Last week, ministers were given a bloody nose when peers voted to nullify plans to cut housing benefit by up to 25 per cent for people who live in council houses with spare rooms. The department for work and pensions says the policy is designed to free up housing stock. A spokesman says:
It’s not fair that people to continue to live in homes that are too large for their needs when in England alone there are around five million people on the social housing waiting list and over a quarter of a million tenants are living in overcrowded conditions.
But peers disagreed, with many arguing that tenants wouldn’t be able to move because there weren’t enough affordable smaller homes available to rent. Lord Best, the Liberal Democrat peer, said during the debate:
There will be absolutely no place in my view for them to go.
The National Housing Federation, which represents housing associations across the country, agrees.
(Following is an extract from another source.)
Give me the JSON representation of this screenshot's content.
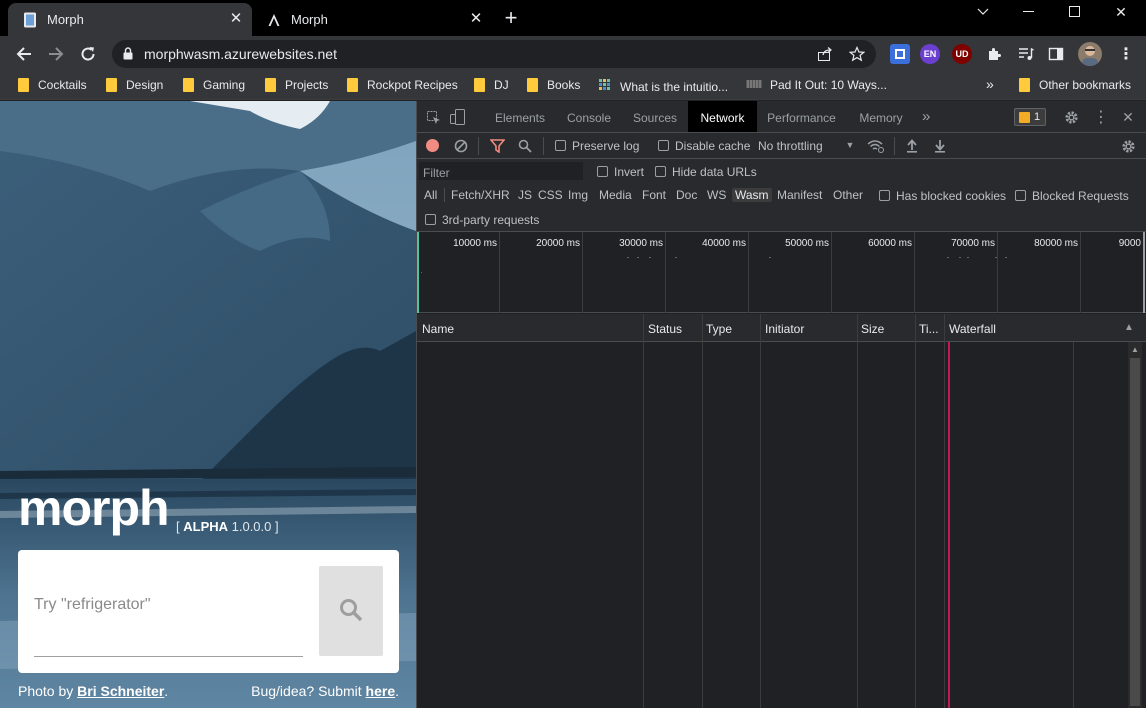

It estimates 180,000 social tenants in England are ‘under-occupying’ two-bedroom homes – the problem is only 68,000 one-bedroom social homes came onto the rental market in the 2009/2010 financial year.
What’s more, even the government admits not everybody is going to move. The Treasury has estimated the policy will save £500m in reduced benefit payments, which begs the question whether ministers are pursuing the policy to free up housing stock as claimed, or more to save money. The House of Lords has given its verdict in the clearest terms.